But most of our walk was not made up of martin watching, though they were with us for most of the time. Cape May Point State Park is one of the premier hawk watching spots on the East coast - but seeing that the hawk migration was not yet underway, there was not much point in keeping your eyes to the sky when birding marshes, ponds and beaches. There were tons of Red-Winged Blackbirds about and many robins foraging on the marsh. We found a Great-Crested Flycatcher or two along with an Orchard Oriole, which was spotted by one of the birding groups from the Cape May Bird Observatory. We saw a few warblers that I can't think of right now, though I think it was Magnolia and Common Yellowthroat. A man and a woman pointed out a few goldfinches feeding on the thistles close to the path.

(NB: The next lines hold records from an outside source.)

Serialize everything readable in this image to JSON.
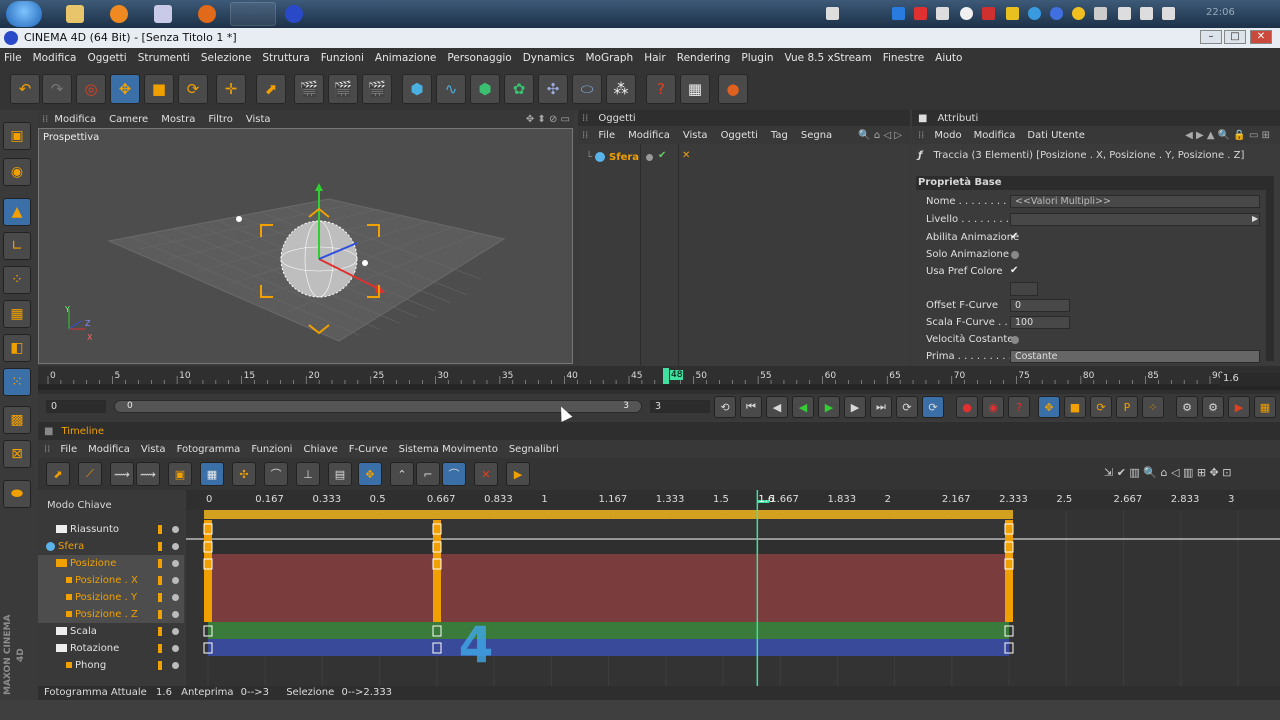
{
  "taskbar": {
    "clock": "22:06"
  },
  "window": {
    "title": "CINEMA 4D (64 Bit) - [Senza Titolo 1 *]"
  },
  "menubar": [
    "File",
    "Modifica",
    "Oggetti",
    "Strumenti",
    "Selezione",
    "Struttura",
    "Funzioni",
    "Animazione",
    "Personaggio",
    "Dynamics",
    "MoGraph",
    "Hair",
    "Rendering",
    "Plugin",
    "Vue 8.5 xStream",
    "Finestre",
    "Aiuto"
  ],
  "viewport": {
    "menu": [
      "Modifica",
      "Camere",
      "Mostra",
      "Filtro",
      "Vista"
    ],
    "label": "Prospettiva",
    "axis": {
      "x": "X",
      "y": "Y",
      "z": "Z"
    }
  },
  "objects": {
    "title": "Oggetti",
    "menu": [
      "File",
      "Modifica",
      "Vista",
      "Oggetti",
      "Tag",
      "Segna"
    ],
    "item": "Sfera"
  },
  "attributes": {
    "title": "Attributi",
    "menu": [
      "Modo",
      "Modifica",
      "Dati Utente"
    ],
    "track_title": "Traccia (3 Elementi) [Posizione . X, Posizione . Y, Posizione . Z]",
    "section": "Proprietà Base",
    "rows": {
      "nome": "Nome . . . . . . . . .",
      "nome_value": "<<Valori Multipli>>",
      "livello": "Livello . . . . . . . .",
      "abilita": "Abilita Animazione",
      "solo": "Solo Animazione",
      "usa_pref": "Usa Pref Colore",
      "offset": "Offset F-Curve",
      "offset_value": "0",
      "scala": "Scala F-Curve . . .",
      "scala_value": "100",
      "velocita": "Velocità Costante",
      "prima": "Prima . . . . . . . . .",
      "prima_value": "Costante"
    },
    "check": "✔"
  },
  "ruler": {
    "ticks": [
      "0",
      "5",
      "10",
      "15",
      "20",
      "25",
      "30",
      "35",
      "40",
      "45",
      "50",
      "55",
      "60",
      "65",
      "70",
      "75",
      "80",
      "85",
      "90"
    ],
    "current": "48",
    "right_value": "1.6"
  },
  "controls": {
    "start_frame": "0",
    "slider_left": "0",
    "slider_right": "3",
    "end_frame": "3"
  },
  "timeline": {
    "title": "Timeline",
    "menu": [
      "File",
      "Modifica",
      "Vista",
      "Fotogramma",
      "Funzioni",
      "Chiave",
      "F-Curve",
      "Sistema Movimento",
      "Segnalibri"
    ],
    "mode_label": "Modo Chiave",
    "ruler": [
      "0",
      "0.167",
      "0.333",
      "0.5",
      "0.667",
      "0.833",
      "1",
      "1.167",
      "1.333",
      "1.5",
      "1.667",
      "1.833",
      "2",
      "2.167",
      "2.333",
      "2.5",
      "2.667",
      "2.833",
      "3"
    ],
    "cursor_label": "1.6",
    "tree": [
      {
        "label": "Riassunto",
        "depth": 1,
        "folder": true
      },
      {
        "label": "Sfera",
        "depth": 0,
        "sphere": true
      },
      {
        "label": "Posizione",
        "depth": 1,
        "folder": true,
        "highlight": true
      },
      {
        "label": "Posizione . X",
        "depth": 2,
        "highlight": true
      },
      {
        "label": "Posizione . Y",
        "depth": 2,
        "highlight": true
      },
      {
        "label": "Posizione . Z",
        "depth": 2,
        "highlight": true
      },
      {
        "label": "Scala",
        "depth": 1,
        "folder": true
      },
      {
        "label": "Rotazione",
        "depth": 1,
        "folder": true
      },
      {
        "label": "Phong",
        "depth": 2
      }
    ],
    "keyframe_times": [
      0,
      0.667,
      2.333
    ],
    "cursor_time": 1.6
  },
  "status": {
    "current_label": "Fotogramma Attuale",
    "current_value": "1.6",
    "preview_label": "Anteprima",
    "preview_value": "0-->3",
    "selection_label": "Selezione",
    "selection_value": "0-->2.333"
  },
  "branding": {
    "maxon": "MAXON CINEMA 4D"
  },
  "colors": {
    "accent": "#f0a000",
    "selection": "#3a6fa8",
    "cursor": "#40e0a0"
  }
}
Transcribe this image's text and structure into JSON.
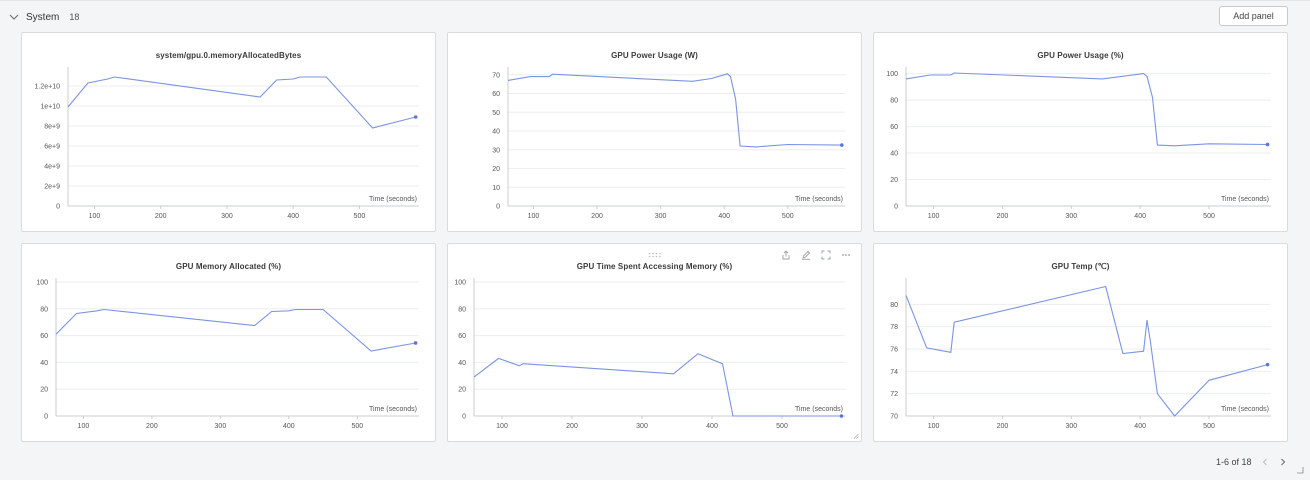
{
  "section": {
    "title": "System",
    "count": "18",
    "add_panel_label": "Add panel"
  },
  "pagination": {
    "label": "1-6 of 18"
  },
  "colors": {
    "series": "#7b93e2",
    "endpoint": "#5a77d8",
    "panel_border": "#d9dbde"
  },
  "chart_data": [
    {
      "type": "line",
      "title": "system/gpu.0.memoryAllocatedBytes",
      "xlabel": "Time (seconds)",
      "xlim": [
        60,
        590
      ],
      "xticks": [
        100,
        200,
        300,
        400,
        500
      ],
      "ylim": [
        0,
        13500000000
      ],
      "yticks": [
        0,
        2000000000,
        4000000000,
        6000000000,
        8000000000,
        10000000000,
        12000000000
      ],
      "ytick_labels": [
        "0",
        "2e+9",
        "4e+9",
        "6e+9",
        "8e+9",
        "1e+10",
        "1.2e+10"
      ],
      "grid": true,
      "x": [
        60,
        90,
        120,
        130,
        350,
        375,
        400,
        410,
        450,
        520,
        585
      ],
      "y": [
        9900000000.0,
        12300000000.0,
        12700000000.0,
        12900000000.0,
        10900000000.0,
        12600000000.0,
        12700000000.0,
        12900000000.0,
        12900000000.0,
        7800000000.0,
        8900000000.0
      ]
    },
    {
      "type": "line",
      "title": "GPU Power Usage (W)",
      "xlabel": "Time (seconds)",
      "xlim": [
        60,
        590
      ],
      "xticks": [
        100,
        200,
        300,
        400,
        500
      ],
      "ylim": [
        0,
        72
      ],
      "yticks": [
        0,
        10,
        20,
        30,
        40,
        50,
        60,
        70
      ],
      "ytick_labels": [
        "0",
        "10",
        "20",
        "30",
        "40",
        "50",
        "60",
        "70"
      ],
      "grid": true,
      "x": [
        60,
        95,
        115,
        125,
        130,
        350,
        380,
        405,
        410,
        418,
        425,
        450,
        500,
        585
      ],
      "y": [
        67,
        69,
        69,
        69,
        70.3,
        66.5,
        68,
        70.5,
        69,
        57,
        32,
        31.5,
        32.8,
        32.5
      ]
    },
    {
      "type": "line",
      "title": "GPU Power Usage (%)",
      "xlabel": "Time (seconds)",
      "xlim": [
        60,
        590
      ],
      "xticks": [
        100,
        200,
        300,
        400,
        500
      ],
      "ylim": [
        0,
        102
      ],
      "yticks": [
        0,
        20,
        40,
        60,
        80,
        100
      ],
      "ytick_labels": [
        "0",
        "20",
        "40",
        "60",
        "80",
        "100"
      ],
      "grid": true,
      "x": [
        60,
        95,
        125,
        130,
        345,
        405,
        410,
        418,
        425,
        450,
        500,
        585
      ],
      "y": [
        96,
        99,
        99,
        100.5,
        96,
        100,
        98,
        82,
        46,
        45.5,
        47,
        46.5
      ]
    },
    {
      "type": "line",
      "title": "GPU Memory Allocated (%)",
      "xlabel": "Time (seconds)",
      "xlim": [
        60,
        590
      ],
      "xticks": [
        100,
        200,
        300,
        400,
        500
      ],
      "ylim": [
        0,
        100
      ],
      "yticks": [
        0,
        20,
        40,
        60,
        80,
        100
      ],
      "ytick_labels": [
        "0",
        "20",
        "40",
        "60",
        "80",
        "100"
      ],
      "grid": true,
      "x": [
        60,
        90,
        120,
        130,
        350,
        375,
        400,
        410,
        450,
        520,
        585
      ],
      "y": [
        61,
        76.5,
        78.5,
        79.5,
        67.5,
        78,
        78.5,
        79.5,
        79.5,
        48.5,
        54.5
      ]
    },
    {
      "type": "line",
      "title": "GPU Time Spent Accessing Memory (%)",
      "xlabel": "Time (seconds)",
      "xlim": [
        60,
        590
      ],
      "xticks": [
        100,
        200,
        300,
        400,
        500
      ],
      "ylim": [
        0,
        100
      ],
      "yticks": [
        0,
        20,
        40,
        60,
        80,
        100
      ],
      "ytick_labels": [
        "0",
        "20",
        "40",
        "60",
        "80",
        "100"
      ],
      "grid": true,
      "x": [
        60,
        95,
        125,
        130,
        345,
        380,
        410,
        415,
        430,
        585
      ],
      "y": [
        29,
        43,
        37.5,
        39,
        31.5,
        46.5,
        40,
        39,
        0,
        0
      ]
    },
    {
      "type": "line",
      "title": "GPU Temp (℃)",
      "xlabel": "Time (seconds)",
      "xlim": [
        60,
        590
      ],
      "xticks": [
        100,
        200,
        300,
        400,
        500
      ],
      "ylim": [
        70,
        82
      ],
      "yticks": [
        70,
        72,
        74,
        76,
        78,
        80
      ],
      "ytick_labels": [
        "70",
        "72",
        "74",
        "76",
        "78",
        "80"
      ],
      "grid": true,
      "x": [
        60,
        90,
        125,
        130,
        350,
        375,
        405,
        410,
        415,
        425,
        450,
        500,
        585
      ],
      "y": [
        80.8,
        76.1,
        75.7,
        78.4,
        81.6,
        75.6,
        75.8,
        78.6,
        76.6,
        72,
        70,
        73.2,
        74.6
      ]
    }
  ]
}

A majestic pair of Mute Swans lumbered off of their nest with a group of cygnets in tow. They were beautiful in the water but on land they were clumsy and slow. We saw a Great and probably a Snowy Egret on the pond next to the parking lot, and a Great Blue on the pond with the Mute Swans. Further down the path we came across some Mallards and a Gadwall. One of the Mallards looked suspiciously similar to a duck I had seen a couple of years ago in a pond in MA, but that one was a domestic duck and this one was undoubtedly wild - but both were white with a light brown wash over most of the head.

There were many Semipalmated Sandpipers about, along with many other small shorebirds such as Piping Plover, for which the ponds were constructed for (these were the other two plover ponds, the first was at The Meadows). We could see both a Belted and an Unbelted Piping Plover. We turned the last corner and were back in the parking lot. Luckily our grandmother insisted that we climb the light house which towered above us - we had some amazing views from the top.

We were going to stop at the famous Cape May Bird Observatory before we went back to the hotel. The Cape May Bird Observatory had the most birder friendly store that I have been to. They had: hundreds of books, stacks of clothes with birds on them, a case full of binoculars, and a bunch of scopes for you try out through the windows. They also had a view of a pond across the road, a few bird feeders and a tiny pond (my grandparents got me a nice shirt with a Cape May Warbler on it).

The night before we had gone to see Pete Dunne, one of the most famous birders in the US, talk about the art of pishing. Using what he told us I pished in a beautiful female Black-Throated Blue Warbler! Dunne is a very funny man and it was hilarious listening to the audience practicing pishing in unison. He showed us a variety of calls including a Screech Owl whinney, the classic "Shhhhp -shhhhhp - shhhhhp", and the kissing call of the oven bird. He uses kiss one when all the birds have lost interest and it brings them back because the birds just want to see what he is pishing about now. The pishing attracts the birds and the owl call gives them something to pish at. After their daily feeding frenzy is complete they don't have much to do and so irritating the owls passes the time.